TASK DIRECTIONS = Lines before the one containing "What's the underlying" are excluded; print that line and every line after it through the end of the material below, exactly.

Top of DATA IN THIS EXERCISE

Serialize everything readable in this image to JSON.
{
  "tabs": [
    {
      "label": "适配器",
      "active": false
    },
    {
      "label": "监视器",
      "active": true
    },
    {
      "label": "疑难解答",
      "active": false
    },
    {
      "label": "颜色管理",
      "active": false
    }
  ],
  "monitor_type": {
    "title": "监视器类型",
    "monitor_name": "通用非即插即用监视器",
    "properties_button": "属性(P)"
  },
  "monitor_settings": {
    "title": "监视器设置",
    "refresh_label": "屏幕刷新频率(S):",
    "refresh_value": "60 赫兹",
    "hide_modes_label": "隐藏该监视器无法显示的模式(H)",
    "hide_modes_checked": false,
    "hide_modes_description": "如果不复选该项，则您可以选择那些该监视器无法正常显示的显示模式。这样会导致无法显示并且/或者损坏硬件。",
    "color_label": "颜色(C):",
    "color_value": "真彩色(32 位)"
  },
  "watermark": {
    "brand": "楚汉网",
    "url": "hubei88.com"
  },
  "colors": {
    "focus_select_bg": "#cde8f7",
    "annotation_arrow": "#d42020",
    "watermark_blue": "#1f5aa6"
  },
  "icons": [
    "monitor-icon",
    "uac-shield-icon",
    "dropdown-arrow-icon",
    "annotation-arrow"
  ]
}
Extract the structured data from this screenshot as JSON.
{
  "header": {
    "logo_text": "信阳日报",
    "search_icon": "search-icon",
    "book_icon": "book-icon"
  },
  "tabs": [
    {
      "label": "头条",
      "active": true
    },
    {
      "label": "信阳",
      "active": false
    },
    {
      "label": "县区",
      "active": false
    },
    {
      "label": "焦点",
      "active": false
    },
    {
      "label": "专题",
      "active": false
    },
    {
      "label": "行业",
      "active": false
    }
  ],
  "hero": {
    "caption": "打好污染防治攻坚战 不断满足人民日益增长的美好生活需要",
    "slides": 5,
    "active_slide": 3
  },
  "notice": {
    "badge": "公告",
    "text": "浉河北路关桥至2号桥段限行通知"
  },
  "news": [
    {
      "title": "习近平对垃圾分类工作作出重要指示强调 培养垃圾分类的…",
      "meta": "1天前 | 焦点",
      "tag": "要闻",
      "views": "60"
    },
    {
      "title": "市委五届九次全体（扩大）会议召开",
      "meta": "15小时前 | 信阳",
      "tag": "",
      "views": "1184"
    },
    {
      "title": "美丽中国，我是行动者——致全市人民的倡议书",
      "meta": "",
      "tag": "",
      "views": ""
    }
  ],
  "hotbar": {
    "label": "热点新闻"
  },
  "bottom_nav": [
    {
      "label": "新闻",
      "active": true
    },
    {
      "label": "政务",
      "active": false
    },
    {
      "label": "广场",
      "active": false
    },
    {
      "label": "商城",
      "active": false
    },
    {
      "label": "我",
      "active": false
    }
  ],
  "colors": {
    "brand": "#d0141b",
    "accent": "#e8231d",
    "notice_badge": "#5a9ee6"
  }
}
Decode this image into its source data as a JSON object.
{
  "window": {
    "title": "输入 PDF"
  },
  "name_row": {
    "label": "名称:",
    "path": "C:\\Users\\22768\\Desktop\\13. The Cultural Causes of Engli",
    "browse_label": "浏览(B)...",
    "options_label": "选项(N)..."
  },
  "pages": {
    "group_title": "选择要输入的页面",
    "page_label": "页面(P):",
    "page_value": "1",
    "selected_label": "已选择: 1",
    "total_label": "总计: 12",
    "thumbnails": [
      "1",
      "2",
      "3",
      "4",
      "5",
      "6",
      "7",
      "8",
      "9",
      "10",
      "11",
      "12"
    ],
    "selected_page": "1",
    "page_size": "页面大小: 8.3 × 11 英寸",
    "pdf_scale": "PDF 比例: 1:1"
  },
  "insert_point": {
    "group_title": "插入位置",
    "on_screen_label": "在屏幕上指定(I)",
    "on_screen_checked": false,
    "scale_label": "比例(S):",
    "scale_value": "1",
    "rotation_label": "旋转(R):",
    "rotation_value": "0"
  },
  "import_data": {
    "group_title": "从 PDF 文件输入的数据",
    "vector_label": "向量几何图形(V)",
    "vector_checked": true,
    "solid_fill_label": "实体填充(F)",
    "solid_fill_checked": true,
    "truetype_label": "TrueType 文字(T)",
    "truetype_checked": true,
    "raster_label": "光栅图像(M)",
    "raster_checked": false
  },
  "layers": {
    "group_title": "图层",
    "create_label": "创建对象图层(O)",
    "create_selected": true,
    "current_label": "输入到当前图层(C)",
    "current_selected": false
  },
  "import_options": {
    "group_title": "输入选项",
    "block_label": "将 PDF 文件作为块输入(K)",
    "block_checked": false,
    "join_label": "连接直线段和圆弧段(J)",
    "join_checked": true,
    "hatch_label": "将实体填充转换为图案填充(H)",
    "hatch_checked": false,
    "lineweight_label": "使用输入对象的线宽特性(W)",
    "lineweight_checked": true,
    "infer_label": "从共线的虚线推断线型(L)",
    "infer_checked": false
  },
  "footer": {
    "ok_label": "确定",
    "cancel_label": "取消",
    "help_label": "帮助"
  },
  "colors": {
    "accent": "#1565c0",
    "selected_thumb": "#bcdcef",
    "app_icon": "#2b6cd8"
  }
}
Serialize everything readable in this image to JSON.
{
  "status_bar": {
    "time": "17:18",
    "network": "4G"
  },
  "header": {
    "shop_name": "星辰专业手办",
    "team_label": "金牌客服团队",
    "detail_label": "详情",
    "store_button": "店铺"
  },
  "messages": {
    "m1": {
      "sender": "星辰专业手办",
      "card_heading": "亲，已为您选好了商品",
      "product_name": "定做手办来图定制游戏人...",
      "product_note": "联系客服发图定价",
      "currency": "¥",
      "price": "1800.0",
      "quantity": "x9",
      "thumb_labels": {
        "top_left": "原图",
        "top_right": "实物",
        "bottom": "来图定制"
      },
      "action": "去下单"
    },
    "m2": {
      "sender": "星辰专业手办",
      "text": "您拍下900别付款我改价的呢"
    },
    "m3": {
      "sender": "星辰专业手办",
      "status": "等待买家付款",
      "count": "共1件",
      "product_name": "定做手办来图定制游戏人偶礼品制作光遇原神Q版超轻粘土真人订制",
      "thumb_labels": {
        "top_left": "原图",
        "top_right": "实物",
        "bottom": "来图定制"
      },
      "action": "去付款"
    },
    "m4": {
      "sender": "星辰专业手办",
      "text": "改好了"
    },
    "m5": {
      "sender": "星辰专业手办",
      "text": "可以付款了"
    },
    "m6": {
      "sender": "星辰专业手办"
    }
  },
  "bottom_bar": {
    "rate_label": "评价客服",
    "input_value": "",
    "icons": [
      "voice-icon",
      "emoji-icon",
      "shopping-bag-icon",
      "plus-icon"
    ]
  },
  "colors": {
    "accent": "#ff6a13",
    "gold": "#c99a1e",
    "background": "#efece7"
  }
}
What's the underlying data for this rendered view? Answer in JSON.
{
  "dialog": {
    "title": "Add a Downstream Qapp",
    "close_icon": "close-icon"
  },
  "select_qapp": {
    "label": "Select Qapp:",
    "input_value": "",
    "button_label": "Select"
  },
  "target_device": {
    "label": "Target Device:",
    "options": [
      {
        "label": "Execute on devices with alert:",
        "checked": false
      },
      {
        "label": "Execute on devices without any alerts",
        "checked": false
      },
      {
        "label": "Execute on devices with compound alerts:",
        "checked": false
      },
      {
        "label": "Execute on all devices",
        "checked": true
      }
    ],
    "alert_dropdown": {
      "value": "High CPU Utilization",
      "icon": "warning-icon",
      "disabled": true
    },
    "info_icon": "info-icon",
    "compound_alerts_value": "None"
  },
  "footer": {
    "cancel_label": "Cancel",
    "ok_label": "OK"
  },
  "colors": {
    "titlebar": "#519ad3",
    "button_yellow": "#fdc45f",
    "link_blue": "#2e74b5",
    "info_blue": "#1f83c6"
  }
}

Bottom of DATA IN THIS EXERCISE

FINAL ANSWER =
What's the underlying data for this rendered view? Answer in JSON.
{
  "dialog": {
    "title": "Add a Downstream Qapp",
    "close_icon": "close-icon"
  },
  "select_qapp": {
    "label": "Select Qapp:",
    "input_value": "",
    "button_label": "Select"
  },
  "target_device": {
    "label": "Target Device:",
    "options": [
      {
        "label": "Execute on devices with alert:",
        "checked": false
      },
      {
        "label": "Execute on devices without any alerts",
        "checked": false
      },
      {
        "label": "Execute on devices with compound alerts:",
        "checked": false
      },
      {
        "label": "Execute on all devices",
        "checked": true
      }
    ],
    "alert_dropdown": {
      "value": "High CPU Utilization",
      "icon": "warning-icon",
      "disabled": true
    },
    "info_icon": "info-icon",
    "compound_alerts_value": "None"
  },
  "footer": {
    "cancel_label": "Cancel",
    "ok_label": "OK"
  },
  "colors": {
    "titlebar": "#519ad3",
    "button_yellow": "#fdc45f",
    "link_blue": "#2e74b5",
    "info_blue": "#1f83c6"
  }
}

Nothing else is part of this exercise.